**PROBLEM STATEMENT**. In which lines of the data does the string "Take" appear? Copy every one.

Extracted records
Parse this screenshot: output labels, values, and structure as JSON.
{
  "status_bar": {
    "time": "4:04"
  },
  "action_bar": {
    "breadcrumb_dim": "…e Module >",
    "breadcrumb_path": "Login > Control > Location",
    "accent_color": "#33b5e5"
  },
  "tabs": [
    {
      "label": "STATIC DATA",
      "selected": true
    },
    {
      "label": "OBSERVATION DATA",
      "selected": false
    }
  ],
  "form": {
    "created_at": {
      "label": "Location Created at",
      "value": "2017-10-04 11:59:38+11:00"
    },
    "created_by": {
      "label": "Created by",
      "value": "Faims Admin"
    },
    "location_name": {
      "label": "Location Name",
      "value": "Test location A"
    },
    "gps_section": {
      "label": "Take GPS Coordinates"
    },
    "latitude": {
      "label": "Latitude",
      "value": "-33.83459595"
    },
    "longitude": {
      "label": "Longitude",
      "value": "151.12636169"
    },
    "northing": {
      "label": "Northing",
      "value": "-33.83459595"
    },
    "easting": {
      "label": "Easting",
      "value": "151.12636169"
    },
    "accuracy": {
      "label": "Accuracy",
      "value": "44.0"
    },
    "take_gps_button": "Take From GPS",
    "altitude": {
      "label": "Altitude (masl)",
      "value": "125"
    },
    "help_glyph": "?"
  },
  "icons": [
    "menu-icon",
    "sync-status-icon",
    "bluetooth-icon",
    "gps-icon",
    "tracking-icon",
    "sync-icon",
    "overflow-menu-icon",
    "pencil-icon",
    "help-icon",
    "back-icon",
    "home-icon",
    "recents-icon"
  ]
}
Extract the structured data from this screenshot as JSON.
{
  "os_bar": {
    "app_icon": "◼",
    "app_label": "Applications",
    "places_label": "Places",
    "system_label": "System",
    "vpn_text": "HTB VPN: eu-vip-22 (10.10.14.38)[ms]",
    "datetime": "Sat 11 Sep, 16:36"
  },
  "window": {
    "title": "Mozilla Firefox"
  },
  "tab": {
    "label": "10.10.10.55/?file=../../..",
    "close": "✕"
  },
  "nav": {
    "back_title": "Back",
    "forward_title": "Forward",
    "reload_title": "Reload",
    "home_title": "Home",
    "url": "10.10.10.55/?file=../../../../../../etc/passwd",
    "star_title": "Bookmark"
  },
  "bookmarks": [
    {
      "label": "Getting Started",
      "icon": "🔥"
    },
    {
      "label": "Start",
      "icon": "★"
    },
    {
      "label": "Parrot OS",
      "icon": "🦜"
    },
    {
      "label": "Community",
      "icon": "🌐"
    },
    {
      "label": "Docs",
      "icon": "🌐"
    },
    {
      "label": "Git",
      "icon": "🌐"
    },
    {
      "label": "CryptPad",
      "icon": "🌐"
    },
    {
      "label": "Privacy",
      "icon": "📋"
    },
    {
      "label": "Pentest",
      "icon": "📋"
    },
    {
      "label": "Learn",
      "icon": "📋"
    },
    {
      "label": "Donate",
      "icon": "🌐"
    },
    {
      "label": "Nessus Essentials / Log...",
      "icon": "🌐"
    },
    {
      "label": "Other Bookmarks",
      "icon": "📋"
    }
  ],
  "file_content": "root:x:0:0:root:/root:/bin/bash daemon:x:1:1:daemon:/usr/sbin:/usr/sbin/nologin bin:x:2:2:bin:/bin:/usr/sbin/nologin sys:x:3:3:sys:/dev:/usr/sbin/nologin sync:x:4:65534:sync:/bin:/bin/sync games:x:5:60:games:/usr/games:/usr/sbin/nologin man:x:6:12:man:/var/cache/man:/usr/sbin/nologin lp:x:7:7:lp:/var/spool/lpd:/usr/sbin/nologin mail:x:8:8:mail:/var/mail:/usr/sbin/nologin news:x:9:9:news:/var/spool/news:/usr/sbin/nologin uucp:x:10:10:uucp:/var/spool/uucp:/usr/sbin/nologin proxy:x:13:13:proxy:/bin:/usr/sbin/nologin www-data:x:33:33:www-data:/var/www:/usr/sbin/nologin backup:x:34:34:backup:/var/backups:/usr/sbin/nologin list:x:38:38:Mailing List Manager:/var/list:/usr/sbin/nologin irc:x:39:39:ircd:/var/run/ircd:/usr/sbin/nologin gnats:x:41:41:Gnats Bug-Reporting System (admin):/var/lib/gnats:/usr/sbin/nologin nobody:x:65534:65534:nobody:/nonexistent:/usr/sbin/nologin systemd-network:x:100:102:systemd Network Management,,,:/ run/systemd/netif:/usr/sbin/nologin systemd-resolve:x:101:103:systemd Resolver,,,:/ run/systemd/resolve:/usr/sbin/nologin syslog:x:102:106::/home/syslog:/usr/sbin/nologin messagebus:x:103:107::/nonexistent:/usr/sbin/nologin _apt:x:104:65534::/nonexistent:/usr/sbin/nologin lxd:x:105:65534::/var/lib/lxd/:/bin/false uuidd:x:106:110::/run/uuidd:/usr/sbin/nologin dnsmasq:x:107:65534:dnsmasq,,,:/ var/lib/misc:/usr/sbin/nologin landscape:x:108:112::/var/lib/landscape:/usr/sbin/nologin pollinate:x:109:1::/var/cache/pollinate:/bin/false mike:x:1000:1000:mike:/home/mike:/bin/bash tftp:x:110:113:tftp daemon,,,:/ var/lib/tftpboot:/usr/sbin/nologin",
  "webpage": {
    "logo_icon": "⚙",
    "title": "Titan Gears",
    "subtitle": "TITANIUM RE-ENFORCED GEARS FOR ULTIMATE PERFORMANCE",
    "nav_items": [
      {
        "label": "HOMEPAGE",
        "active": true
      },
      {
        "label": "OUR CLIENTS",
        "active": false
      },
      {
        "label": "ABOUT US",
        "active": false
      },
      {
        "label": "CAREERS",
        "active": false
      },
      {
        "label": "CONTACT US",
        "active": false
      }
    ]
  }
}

**PROBLEM SOLUTION**.
      "label": "Take GPS Coordinates"
    "take_gps_button": "Take From GPS",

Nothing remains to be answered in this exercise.